  • Back up the data and rebuild the array from scratch after removal.
  • Migrate the data to a new array with greater redundancy like RAID 10.
  • Add disks and convert to a RAID 5 or RAID 6 array.
  • Leave the failed disk in place and switch to degraded mode temporarily.
  • Add hot spare disks that can automatically rebuild after disk swaps.

Avoiding disk removal entirely allows the data to be migrated to a safer configuration. Backups also make rebuilding simpler if removal cannot be avoided.

When to Use RAID 0 vs. Other RAID Levels

RAID 0 should only be used in these scenarios:

  • Performance is the highest priority for an array.
  • Data has backups or is non-critical.
  • Array has routine validation checks for early failure detection.
  • Drives can be replaced and array rebuilt easily.
  • The system has SSDs or high performance disks.

Other RAID levels like 1, 5, 6, and 10 provide more redundancy and are better choices when fault tolerance matters. RAID 0 is best suited for maximizing performance with less critical data.

Pros and Cons of RAID 0

Pros Cons
Very high disk performance No fault tolerance
Increased storage capacity Total data loss with one disk failure
Simple configuration Cannot safely remove disks
Low cost to implement Requires frequent backups

These pros and cons show where RAID 0 can be useful, as well as the substantial risks administrators must consider.

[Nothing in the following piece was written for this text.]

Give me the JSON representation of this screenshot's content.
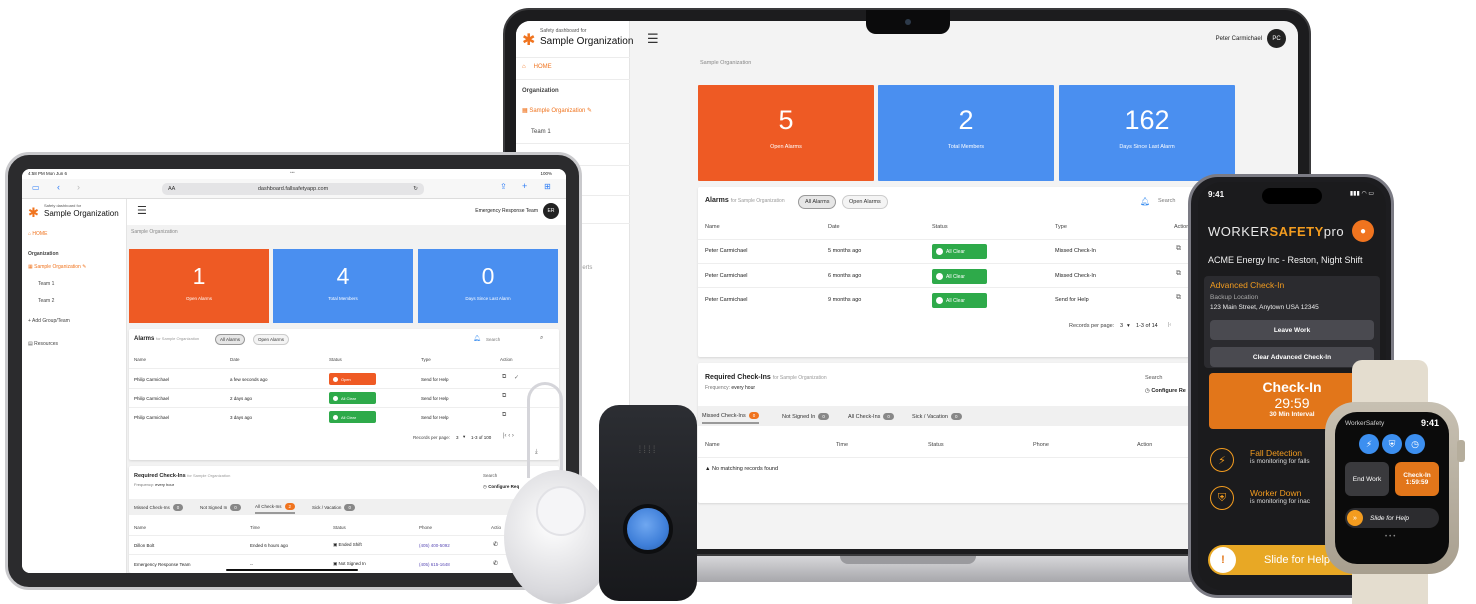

In summary, RAID 0 arrays do not allow safe disk removal without potential data loss. The lack of redundancy, striping, and performance focus make it highly vulnerable to failures. Proper backup systems, data migration to other RAID levels, and hot spares can provide alternatives to disk removal from RAID 0 arrays whenever possible. Careful planning and validation can minimize the risks.